Nearly 3,000 people died in the September 11 terrorist attacks in 2001 which destroyed the Twin Towers of the World Trade centre.
Insurance companies had to pay out around $40 billion in insured losses. Around a third of this total covered business interruption claims, while other claims included damage to property and vehicles, life insurance, liability insurance, aviation liability and workers compensation.
The 2003 global outbreak of severe acute respiratory syndrome (SARS) started in Guangdong province of China and within weeks spread to 37 countries around the world. There were 8,096 known infected cases of the pneumonia-like disease and 774 confirmed fatalities.

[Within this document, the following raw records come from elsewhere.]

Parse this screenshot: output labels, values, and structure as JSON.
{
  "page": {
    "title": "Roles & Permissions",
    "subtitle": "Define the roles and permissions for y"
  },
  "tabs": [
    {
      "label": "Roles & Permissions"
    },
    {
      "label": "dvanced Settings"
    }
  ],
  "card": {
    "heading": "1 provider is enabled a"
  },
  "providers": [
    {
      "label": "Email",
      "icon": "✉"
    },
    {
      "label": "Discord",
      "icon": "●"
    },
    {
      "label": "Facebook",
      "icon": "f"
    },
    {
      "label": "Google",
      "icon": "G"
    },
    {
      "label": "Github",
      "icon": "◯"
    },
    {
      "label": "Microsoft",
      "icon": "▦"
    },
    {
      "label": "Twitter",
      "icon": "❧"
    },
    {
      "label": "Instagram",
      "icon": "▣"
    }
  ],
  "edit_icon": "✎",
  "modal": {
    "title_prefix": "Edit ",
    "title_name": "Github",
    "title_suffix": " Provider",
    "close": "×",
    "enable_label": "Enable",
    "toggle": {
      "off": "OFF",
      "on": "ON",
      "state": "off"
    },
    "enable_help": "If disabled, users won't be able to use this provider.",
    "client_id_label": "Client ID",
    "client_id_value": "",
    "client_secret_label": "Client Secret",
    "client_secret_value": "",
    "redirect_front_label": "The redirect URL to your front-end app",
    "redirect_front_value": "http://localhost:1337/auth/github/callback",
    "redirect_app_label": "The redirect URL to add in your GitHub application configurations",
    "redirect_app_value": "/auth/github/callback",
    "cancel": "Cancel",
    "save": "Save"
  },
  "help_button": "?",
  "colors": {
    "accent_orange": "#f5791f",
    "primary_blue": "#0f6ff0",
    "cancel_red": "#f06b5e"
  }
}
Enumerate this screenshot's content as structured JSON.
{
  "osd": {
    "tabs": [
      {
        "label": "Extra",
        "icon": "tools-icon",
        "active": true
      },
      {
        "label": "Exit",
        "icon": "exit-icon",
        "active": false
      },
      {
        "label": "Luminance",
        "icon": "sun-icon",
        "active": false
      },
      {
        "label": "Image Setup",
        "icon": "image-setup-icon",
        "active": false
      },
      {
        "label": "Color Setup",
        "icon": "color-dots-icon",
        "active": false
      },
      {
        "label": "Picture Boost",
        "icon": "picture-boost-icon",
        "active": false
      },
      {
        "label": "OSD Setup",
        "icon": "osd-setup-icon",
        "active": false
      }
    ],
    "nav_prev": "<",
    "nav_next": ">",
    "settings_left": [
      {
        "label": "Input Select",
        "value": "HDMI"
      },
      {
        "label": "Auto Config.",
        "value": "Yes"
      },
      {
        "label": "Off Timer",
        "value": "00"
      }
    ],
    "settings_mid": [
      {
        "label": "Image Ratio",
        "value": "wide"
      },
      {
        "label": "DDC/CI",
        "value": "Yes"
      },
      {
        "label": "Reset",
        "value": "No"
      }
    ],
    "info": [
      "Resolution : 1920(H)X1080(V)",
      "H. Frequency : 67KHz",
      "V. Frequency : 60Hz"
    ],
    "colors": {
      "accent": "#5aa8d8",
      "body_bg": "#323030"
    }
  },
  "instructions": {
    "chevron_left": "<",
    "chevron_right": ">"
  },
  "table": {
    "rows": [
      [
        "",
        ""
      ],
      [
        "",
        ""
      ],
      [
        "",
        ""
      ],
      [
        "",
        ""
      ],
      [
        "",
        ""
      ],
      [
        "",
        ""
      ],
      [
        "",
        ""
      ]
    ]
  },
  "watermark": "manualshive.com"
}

Airlines were forced to ground flights to infected areas, businessmen stayed away and in many areas shops, restaurants and hotels were forced to close due to so little business.
U.S. / Canada power outage
The Northeast blackout in 2003 affected an estimated 10 million people in Ontario, Canada and 45 million people in eight U.S. states.
Virtually all businesses suffered as a result – flights were grounded, trains were cancelled, traffic lights failed, the internet was down, mobile phone networks broke, factories were forced to shut, restaurants and hotels had to close. Many areas also lost water pressure because pumps didn’t have power.
Indian Ocean earthquake and tsunami
The undersea earthquake in the Indian Ocean on Boxing day 2004 resulted in one of the worst tsunamis in history, killing 227, 898 people. Indonesia was the worst affected area, accounting for around 170,000 deaths.
The economic impact of the disaster was also devastating, with countries affected suffering huge losses in the tourism and fishing industries. Insured losses for property were estimated at around $1.3 billion, life and heath at $250 million and travel losses at $50 million.
Hurricanes Katrina, Rita and Wilma
The Atlantic hurricane season in 2005 was the worst in history. There were an estimated 3,865 deaths and record damages of around $130 billion.
The economic consequences of the storms were also far reaching, resulting in speculative spikes in the price of crude oil and heavy damage to crops and harvests.
The collapse of several banks and insurance companies such as Lehman Brothers, Northern Rock and Bear Stearns in 2008 triggered the worst financial crisis since the Great Depression in the 1930s.
Stock markets crashed, the credit crunch happened, businesses around the world went bust, governments were forced to bail out banks, the housing market suffered and unemployment hit an all time high. All and all it has cost the insurance industry billions.
The earthquake that struck China’s Sichuan Province in 2008 was the deadliest earthquake to hit China since 1976 and one of the costliest natural disasters in Chinese history.
It killed around 68,000 people, left at least 4.8 million people homeless and caused an estimated $20 billion worth of damage – most of which was not covered by insurance. Millions of livestock and a significant amount of agriculture were also destroyed.
Swine flu pandemic
The swine flu or H1N1 pandemic has resulted in 18,000 deaths since it began in April 2009 - approximately 4% of the 250,000 to 500,000 annual influenza deaths.
In Mexico, where the outbreak originated, nearly all public services such as schools, theatres and restaurants shut and people would only venture outside wearing a mask.
However, many people have criticised the World Health Organisation (WHO) and the media for exaggerating the danger and spreading panic unnecessarily.
The Icelandic volcanic ash cloud crisis in April this year forced airports in the UK and across Europe to cancel flights for six consecutive days, leaving thousands of passengers stranded overseas.
Disruption to flights then continued for weeks, having a serious impact on businesses and the travel industry, with airlines losing millions of pounds each day.
Floods in Europe and Pakistan
The 2010 Pakistan floods, which began in July, were the worst the country has experienced in decades. It is currently estimated that over 2,000 people have died while millions others have been left homeless and jobless.
Meanwhile the floods in central Europe over the summer resulted in at least 37 deaths, while thousands more had to be evacuated. Poland was the worst affected area.